The tall limestone cliffs and turquoise water of the Bruce Peninsula provide a variety of recreational opportunities for residents and visitors alike. Credit: Scott Parker
Sharing information on Best Management Practices is an important part of collaboration between the individuals, communities, watershed groups and governmental agencies at work for Lake Huron. Credit: BPBA
Exposed limestone bluffs at Cave Point, Bruce Peninsula.
Rocky islands of eastern Georgian Bay. Photo credit: Ellen Perschbacher
Southern Ontario agriculture along Lake Huron’s southeast shore. Credit: Daniel Holm Photography
Sand beach and dune complexes are found along the southeastern shores, such as those pictured here near Pinery Provincial Park. Credit: Daniel Holm Photography
Lake Huron waters support a thriving agricultural sector, particularly in the southeastern portion of the watershed. Credit: Daniel Holm Photography
Volunteers engaged in stream restoration efforts in a Lake Huron tributary. Photo credit: MSIA
Rocky islands of eastern Georgian Bay. Photo credit: Ellen Perschbacher
The St. Marys River flows from Lake Superior to Lake Huron, contributing 8 billion liters/hour to the receiving basin in Lake Huron. Photo credit: Mark Chambers

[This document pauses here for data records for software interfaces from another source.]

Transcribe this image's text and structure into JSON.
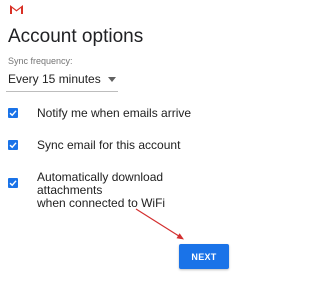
{
  "app": {
    "logo_icon": "gmail-logo-icon",
    "brand_color": "#d93025"
  },
  "page": {
    "title": "Account options"
  },
  "sync": {
    "label": "Sync frequency:",
    "selected": "Every 15 minutes",
    "icon": "dropdown-arrow-icon"
  },
  "options": [
    {
      "label_lines": [
        "Notify me when emails arrive"
      ],
      "checked": true
    },
    {
      "label_lines": [
        "Sync email for this account"
      ],
      "checked": true
    },
    {
      "label_lines": [
        "Automatically download attachments",
        "when connected to WiFi"
      ],
      "checked": true
    }
  ],
  "actions": {
    "next_label": "NEXT"
  },
  "colors": {
    "accent": "#1a73e8",
    "annotation_arrow": "#d32f2f"
  }
}
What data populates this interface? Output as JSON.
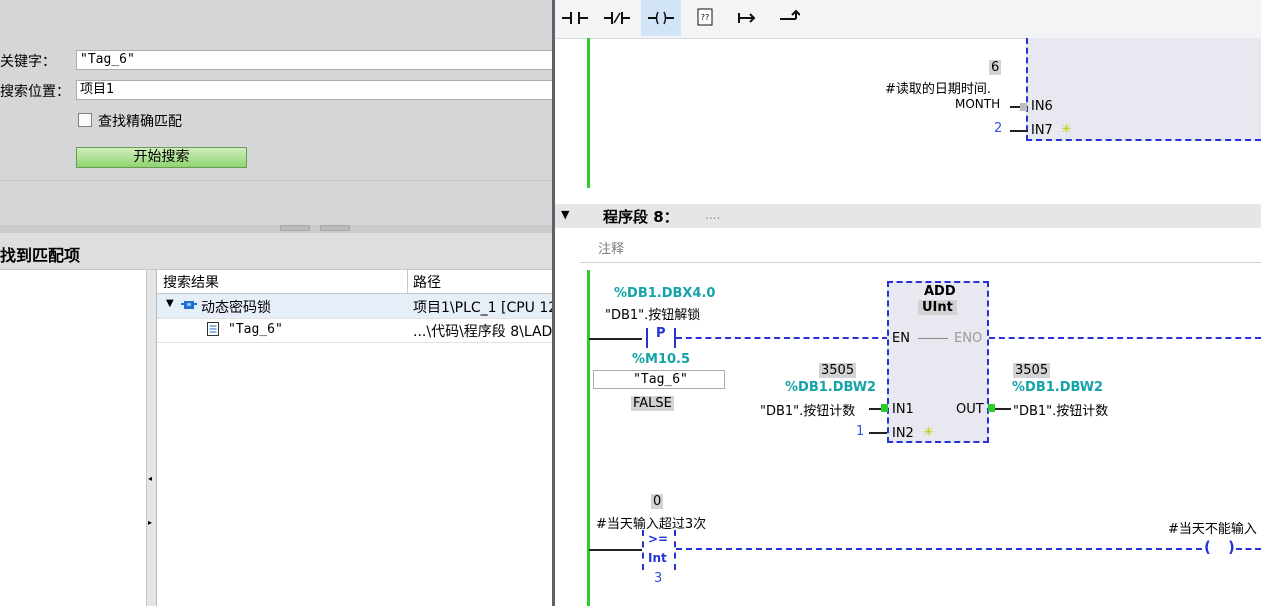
{
  "search": {
    "keyword_label": "关键字：",
    "keyword_value": "\"Tag_6\"",
    "location_label": "搜索位置：",
    "location_value": "项目1",
    "exact_match_label": "查找精确匹配",
    "start_button": "开始搜索"
  },
  "results": {
    "title": "找到匹配项",
    "columns": [
      "搜索结果",
      "路径"
    ],
    "rows": [
      {
        "result": "动态密码锁",
        "path": "项目1\\PLC_1 [CPU 12"
      },
      {
        "result": "\"Tag_6\"",
        "path": "...\\代码\\程序段 8\\LAD/"
      }
    ]
  },
  "toolbar": {
    "icons": [
      "no-contact-icon",
      "nc-contact-icon",
      "coil-icon",
      "empty-box-icon",
      "open-branch-icon",
      "close-branch-icon"
    ],
    "glyphs": [
      "⊣⊢",
      "⊣/⊢",
      "–( )–",
      "??",
      "↦",
      "⤴"
    ]
  },
  "upper": {
    "value_6": "6",
    "var_comment": "#读取的日期时间.",
    "month_label": "MONTH",
    "in6": "IN6",
    "in7": "IN7",
    "in7_value": "2"
  },
  "segment": {
    "title": "程序段 8：",
    "title_extra": "....",
    "comment": "注释"
  },
  "contact": {
    "address": "%DB1.DBX4.0",
    "name": "\"DB1\".按钮解锁",
    "type_letter": "P",
    "edge_address": "%M10.5",
    "edge_tag": "\"Tag_6\"",
    "edge_state": "FALSE"
  },
  "add_block": {
    "name": "ADD",
    "dtype": "UInt",
    "en": "EN",
    "eno": "ENO",
    "in1": "IN1",
    "in2": "IN2",
    "out": "OUT",
    "in1_value": "3505",
    "in1_address": "%DB1.DBW2",
    "in1_name": "\"DB1\".按钮计数",
    "in2_value": "1",
    "out_value": "3505",
    "out_address": "%DB1.DBW2",
    "out_name": "\"DB1\".按钮计数"
  },
  "compare": {
    "value": "0",
    "var": "#当天输入超过3次",
    "op": ">=",
    "dtype": "Int",
    "operand": "3",
    "coil_var": "#当天不能输入"
  },
  "colors": {
    "rail_green": "#2ecb2e",
    "wire_blue": "#2532d8",
    "address_teal": "#13a3a8",
    "block_fill": "#e8e8f0",
    "search_button": "#8fd46e"
  }
}
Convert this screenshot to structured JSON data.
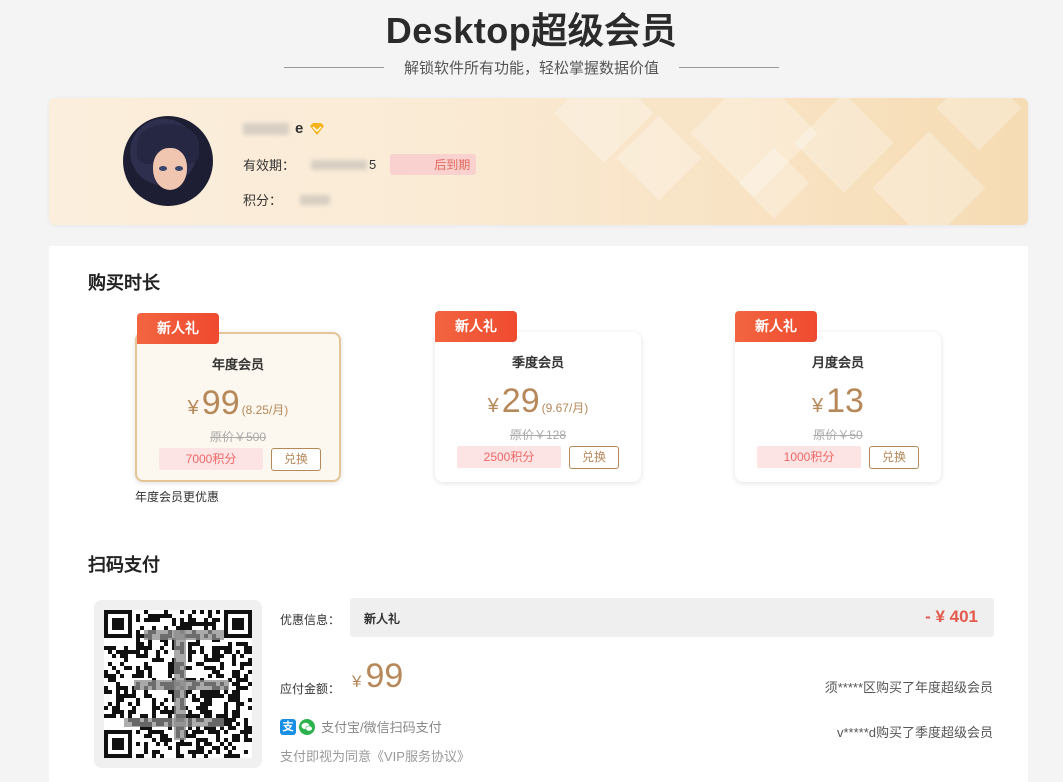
{
  "header": {
    "title": "Desktop超级会员",
    "subtitle": "解锁软件所有功能，轻松掌握数据价值"
  },
  "profile": {
    "username_visible": "e",
    "expiry_label": "有效期：",
    "expiry_visible": "5",
    "expiry_tag": "后到期",
    "points_label": "积分："
  },
  "purchase": {
    "section_title": "购买时长",
    "plans": [
      {
        "badge": "新人礼",
        "name": "年度会员",
        "currency": "¥",
        "price": "99",
        "per_month": "(8.25/月)",
        "original": "原价￥500",
        "points": "7000积分",
        "redeem": "兑换",
        "selected": true
      },
      {
        "badge": "新人礼",
        "name": "季度会员",
        "currency": "¥",
        "price": "29",
        "per_month": "(9.67/月)",
        "original": "原价￥128",
        "points": "2500积分",
        "redeem": "兑换",
        "selected": false
      },
      {
        "badge": "新人礼",
        "name": "月度会员",
        "currency": "¥",
        "price": "13",
        "per_month": "",
        "original": "原价￥50",
        "points": "1000积分",
        "redeem": "兑换",
        "selected": false
      }
    ],
    "note": "年度会员更优惠"
  },
  "payment": {
    "section_title": "扫码支付",
    "discount_label": "优惠信息：",
    "discount_name": "新人礼",
    "discount_amount": "- ¥ 401",
    "amount_label": "应付金额：",
    "amount_currency": "¥",
    "amount": "99",
    "methods_text": "支付宝/微信扫码支付",
    "alipay_glyph": "支",
    "agreement": "支付即视为同意《VIP服务协议》",
    "feed": [
      "须*****区购买了年度超级会员",
      "v*****d购买了季度超级会员"
    ]
  },
  "colors": {
    "accent_gold": "#b6885a",
    "badge_red": "#ef4a2f",
    "discount_red": "#e35b4f",
    "alipay_blue": "#1a8fe3",
    "wechat_green": "#2bb24c"
  },
  "icons": [
    "vip-diamond-icon",
    "alipay-icon",
    "wechat-pay-icon",
    "qr-code"
  ]
}
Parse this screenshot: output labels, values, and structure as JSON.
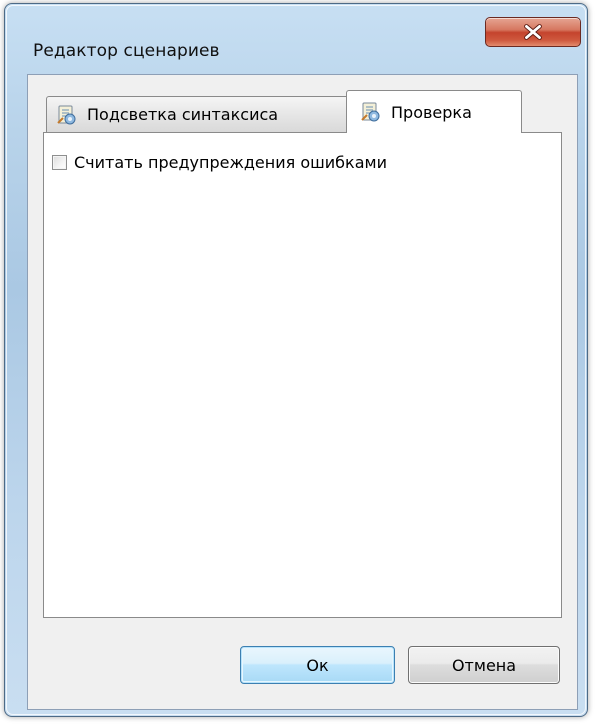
{
  "window": {
    "title": "Редактор сценариев"
  },
  "tabs": [
    {
      "label": "Подсветка синтаксиса",
      "icon": "script-settings-icon",
      "active": false
    },
    {
      "label": "Проверка",
      "icon": "script-settings-icon",
      "active": true
    }
  ],
  "panel": {
    "checkbox": {
      "label": "Считать предупреждения ошибками",
      "checked": false
    }
  },
  "buttons": {
    "ok_label": "Ок",
    "cancel_label": "Отмена"
  },
  "colors": {
    "frame": "#b8d3ea",
    "close_button": "#c4432d",
    "default_button": "#bee6fd"
  }
}
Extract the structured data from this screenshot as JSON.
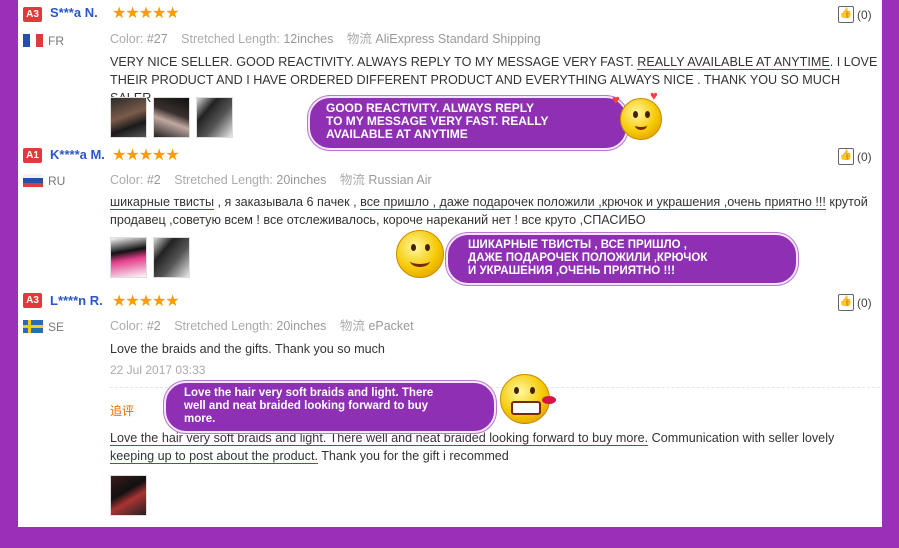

An area encompassing the “Thirty Thousand Islands” much of it is designated as a UNESCO biosphere reserve striving to achieve conservation of biological diversity while at the same time encouraging sustainable development practices amongst its user groups and communities. Eastern and Northern Georgian Bay includes the coastline from Severn Sound to the French River, west toward Killarney and McGregor Bay. It contains the greatest number of islands and longest coastline in the Great Lakes basin and indeed is the world’s largest freshwater archipelago.

The shallow waters and numerous sheltered islands and inlets provide a setting for high quality coastal wetlands that provide important habitat for colonial nesting water birds, including globally and nationally rare species. Reptile diversity along the coast is also the highest in Canada. This region include the Georgian Bay Islands National Park and its global significance was recognized through the establishment of the the UNESCO Georgian Bay Biosphere Reserve.


Numerous groups including many cottage and ratepayer associations are active in conservation along the coast including the following broader scale groups:

Georgian Bay Biosphere Reserve

Georgian Bay Forever

Georgian Bay Land Trust

Eastern Georgian Bay Stewardship Council

Muskoka Watershed Council

Annual Reports

Funding has been provided to Georgian Bay Biosphere Reserve over a number of years to support Framework Actions.

2016 Project Report

2013 Project Report